CORNER BROOK A little respect will be expected during this new Corner Brook Minor Hockey Association campaign.
Offered the past two years on a voluntary basis, completing the Respect in Sport online certification program is now mandatory for parents registering their children to play minor hockey this year. Back in 2009, the local hockey association was actually the first sports group in Atlantic Canada to implement the initiative — co-founded by former NHLer Sheldon Kennedy and Wayne McNeil.
“We’ve had over 100 parents complete it voluntarily,” said CBMHA president Susan Power. “It went over very well.”
No one seems to have a problem with it being made mandatory either.
“Not one negative comment so far,” Power said.
The approximately one-hour course focuses on a variety of topics, including player development and interaction with children, coaches and other parents. It is designed as a tool to assist parents in identifying and dealing with abuse, neglect, harassment and bullying in sport.
Power realizes parents are busy people, but the course is designed to accommodate that.
“You can start it, and then leave and go wash the dishes and come back,” she said. “You can leave it for a week and come back, you can leave it for 30 days.”
After 30 days, Power said, the website would log the parent out and they’d need to log back in to do it all again.
She stressed the program isn’t just for hockey — it crosses all boundaries of sport.
“It’s soccer, badminton, gymnastics ... it teaches parents to respect the officials, the players and themselves,” she said. “It just makes you think, that’s all.”
Power has witnessed firsthand the positive transformation in several parents who took the course, although she says there haven’t ever really been any “major” incidents in the stands.
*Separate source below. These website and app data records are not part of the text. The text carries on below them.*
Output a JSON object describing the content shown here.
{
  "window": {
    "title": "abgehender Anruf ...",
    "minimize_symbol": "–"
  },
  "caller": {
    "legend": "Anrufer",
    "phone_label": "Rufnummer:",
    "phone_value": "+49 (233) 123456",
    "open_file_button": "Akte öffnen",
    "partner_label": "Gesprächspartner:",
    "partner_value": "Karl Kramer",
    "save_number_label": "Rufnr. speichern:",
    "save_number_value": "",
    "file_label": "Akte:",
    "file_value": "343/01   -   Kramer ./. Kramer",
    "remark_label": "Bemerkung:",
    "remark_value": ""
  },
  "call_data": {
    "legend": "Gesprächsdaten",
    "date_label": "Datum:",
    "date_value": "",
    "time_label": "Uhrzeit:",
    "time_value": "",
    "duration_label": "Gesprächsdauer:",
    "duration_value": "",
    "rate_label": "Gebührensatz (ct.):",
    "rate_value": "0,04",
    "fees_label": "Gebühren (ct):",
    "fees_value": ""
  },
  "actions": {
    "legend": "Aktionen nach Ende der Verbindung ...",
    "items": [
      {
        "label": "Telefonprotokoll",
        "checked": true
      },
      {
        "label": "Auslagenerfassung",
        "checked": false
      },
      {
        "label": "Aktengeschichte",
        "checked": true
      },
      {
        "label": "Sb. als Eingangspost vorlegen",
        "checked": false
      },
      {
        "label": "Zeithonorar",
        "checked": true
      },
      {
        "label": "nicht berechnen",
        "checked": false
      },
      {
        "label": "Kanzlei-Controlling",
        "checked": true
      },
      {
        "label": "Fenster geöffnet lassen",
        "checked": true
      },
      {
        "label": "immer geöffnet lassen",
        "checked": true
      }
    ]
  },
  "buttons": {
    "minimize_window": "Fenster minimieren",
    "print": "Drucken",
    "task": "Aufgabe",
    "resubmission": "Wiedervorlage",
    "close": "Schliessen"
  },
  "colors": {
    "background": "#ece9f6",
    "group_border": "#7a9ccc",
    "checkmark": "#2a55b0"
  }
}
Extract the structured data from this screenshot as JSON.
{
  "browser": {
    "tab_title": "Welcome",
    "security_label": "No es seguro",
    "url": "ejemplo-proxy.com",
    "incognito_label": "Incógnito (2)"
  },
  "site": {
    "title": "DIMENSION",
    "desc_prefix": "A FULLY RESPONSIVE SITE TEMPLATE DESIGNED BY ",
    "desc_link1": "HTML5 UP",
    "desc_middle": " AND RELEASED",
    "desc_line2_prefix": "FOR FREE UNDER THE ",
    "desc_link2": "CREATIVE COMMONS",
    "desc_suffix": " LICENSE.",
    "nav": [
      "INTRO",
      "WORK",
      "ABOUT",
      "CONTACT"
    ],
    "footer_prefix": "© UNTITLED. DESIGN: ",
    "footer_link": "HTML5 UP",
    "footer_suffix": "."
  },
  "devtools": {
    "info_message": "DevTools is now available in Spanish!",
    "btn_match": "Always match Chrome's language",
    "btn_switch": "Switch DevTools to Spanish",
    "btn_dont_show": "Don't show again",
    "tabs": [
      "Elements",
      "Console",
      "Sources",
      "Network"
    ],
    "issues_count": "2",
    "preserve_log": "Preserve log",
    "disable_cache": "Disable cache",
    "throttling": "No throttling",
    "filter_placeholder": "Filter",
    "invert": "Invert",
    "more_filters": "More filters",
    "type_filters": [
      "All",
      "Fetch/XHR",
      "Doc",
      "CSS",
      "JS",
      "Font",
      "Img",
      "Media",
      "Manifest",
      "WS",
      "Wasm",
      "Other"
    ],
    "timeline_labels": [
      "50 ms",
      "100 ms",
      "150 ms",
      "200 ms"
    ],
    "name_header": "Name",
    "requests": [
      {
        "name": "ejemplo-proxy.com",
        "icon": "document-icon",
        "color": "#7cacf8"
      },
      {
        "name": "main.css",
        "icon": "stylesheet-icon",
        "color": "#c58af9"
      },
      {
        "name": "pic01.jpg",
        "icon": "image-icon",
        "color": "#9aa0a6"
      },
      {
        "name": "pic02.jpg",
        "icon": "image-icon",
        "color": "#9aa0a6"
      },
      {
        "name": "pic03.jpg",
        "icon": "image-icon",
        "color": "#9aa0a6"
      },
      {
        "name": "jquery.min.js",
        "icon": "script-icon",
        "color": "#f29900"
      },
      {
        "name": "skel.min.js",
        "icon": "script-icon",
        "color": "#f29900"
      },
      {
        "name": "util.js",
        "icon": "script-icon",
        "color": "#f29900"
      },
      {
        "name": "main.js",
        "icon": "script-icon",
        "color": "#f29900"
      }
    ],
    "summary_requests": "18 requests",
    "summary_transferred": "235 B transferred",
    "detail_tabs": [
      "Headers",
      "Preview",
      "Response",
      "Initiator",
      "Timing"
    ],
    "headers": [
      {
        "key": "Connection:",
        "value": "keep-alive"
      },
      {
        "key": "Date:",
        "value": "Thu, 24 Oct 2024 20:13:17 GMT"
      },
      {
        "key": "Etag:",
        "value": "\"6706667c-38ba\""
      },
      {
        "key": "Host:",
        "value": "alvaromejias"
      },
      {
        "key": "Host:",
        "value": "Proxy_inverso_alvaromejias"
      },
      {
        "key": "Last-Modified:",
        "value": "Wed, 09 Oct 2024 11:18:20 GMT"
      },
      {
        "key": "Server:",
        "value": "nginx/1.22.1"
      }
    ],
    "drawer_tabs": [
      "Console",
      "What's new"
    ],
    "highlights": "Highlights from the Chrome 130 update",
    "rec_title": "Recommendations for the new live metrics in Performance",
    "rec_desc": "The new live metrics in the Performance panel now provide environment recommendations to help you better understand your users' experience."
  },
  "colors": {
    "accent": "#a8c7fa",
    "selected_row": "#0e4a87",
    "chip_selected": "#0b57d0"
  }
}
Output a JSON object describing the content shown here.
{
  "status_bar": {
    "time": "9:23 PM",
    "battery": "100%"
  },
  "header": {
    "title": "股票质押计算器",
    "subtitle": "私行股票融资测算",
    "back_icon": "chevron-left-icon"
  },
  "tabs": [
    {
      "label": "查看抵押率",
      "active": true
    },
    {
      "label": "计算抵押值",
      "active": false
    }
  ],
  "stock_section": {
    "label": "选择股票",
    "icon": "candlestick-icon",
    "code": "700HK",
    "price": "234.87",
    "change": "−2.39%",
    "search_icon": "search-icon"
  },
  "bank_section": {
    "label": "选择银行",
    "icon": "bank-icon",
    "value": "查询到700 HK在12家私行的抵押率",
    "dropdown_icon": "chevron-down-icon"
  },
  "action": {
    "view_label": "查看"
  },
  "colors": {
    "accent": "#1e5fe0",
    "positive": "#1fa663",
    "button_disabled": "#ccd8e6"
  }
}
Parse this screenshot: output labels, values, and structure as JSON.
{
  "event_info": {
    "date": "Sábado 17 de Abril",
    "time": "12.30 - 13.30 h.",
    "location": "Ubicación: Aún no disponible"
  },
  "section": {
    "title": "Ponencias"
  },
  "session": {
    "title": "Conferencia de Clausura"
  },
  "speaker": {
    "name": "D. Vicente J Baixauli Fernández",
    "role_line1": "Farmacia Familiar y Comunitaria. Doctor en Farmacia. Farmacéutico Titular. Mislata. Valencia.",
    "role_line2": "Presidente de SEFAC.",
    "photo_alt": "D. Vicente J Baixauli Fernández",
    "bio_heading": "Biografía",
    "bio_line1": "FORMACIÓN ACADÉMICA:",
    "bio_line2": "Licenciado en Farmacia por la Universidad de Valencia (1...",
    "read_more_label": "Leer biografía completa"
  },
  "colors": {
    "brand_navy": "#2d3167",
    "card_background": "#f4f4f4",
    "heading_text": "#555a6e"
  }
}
Many times people were completely unaware their behaviour was unacceptable until taking the course.
“A couple of parents really needed it, we kind of tapped them on the shoulder and said ‘Maybe you should look at doing it,’” Power said. “They did it and came back and went, ‘I didn’t realize I was even doing that.’
“Sometimes you get caught up in the heat of the moment — you’re into the game and you don’t think about it,” she added. “This gives you a chance to step back and think.”
Hockey mom Michelle Chaulk, who was at the Pepsi Centre to register her son Jordan Cull into the peewee division on Monday night, hasn’t yet completed the course, but plans to do so soon.
“I think all kids should show respect, and parents as well,” Chaulk said. “Sometimes things can get a little bit crazy out there.”
Like Power, Chaulk doesn’t think there’s a problem of epidemic proportions in this city, but says it still varies depending on the age of the kids involved.
“I think the higher the division, the worse it is,” she said. “The younger the kids are, I don’t think you see it quite as much.
“It’s not too bad here, not that I’ve seen,” she added. “But I’ve heard horror stories of other places.”
Minor hockey registration numbers, meanwhile, are about on par with last season, according to Power.
“The numbers are looking good,” she said. “We’re looking even better than last year in some of our divisions.”
Registration continues from 7-9 p.m. tonight at the Pepsi Centre.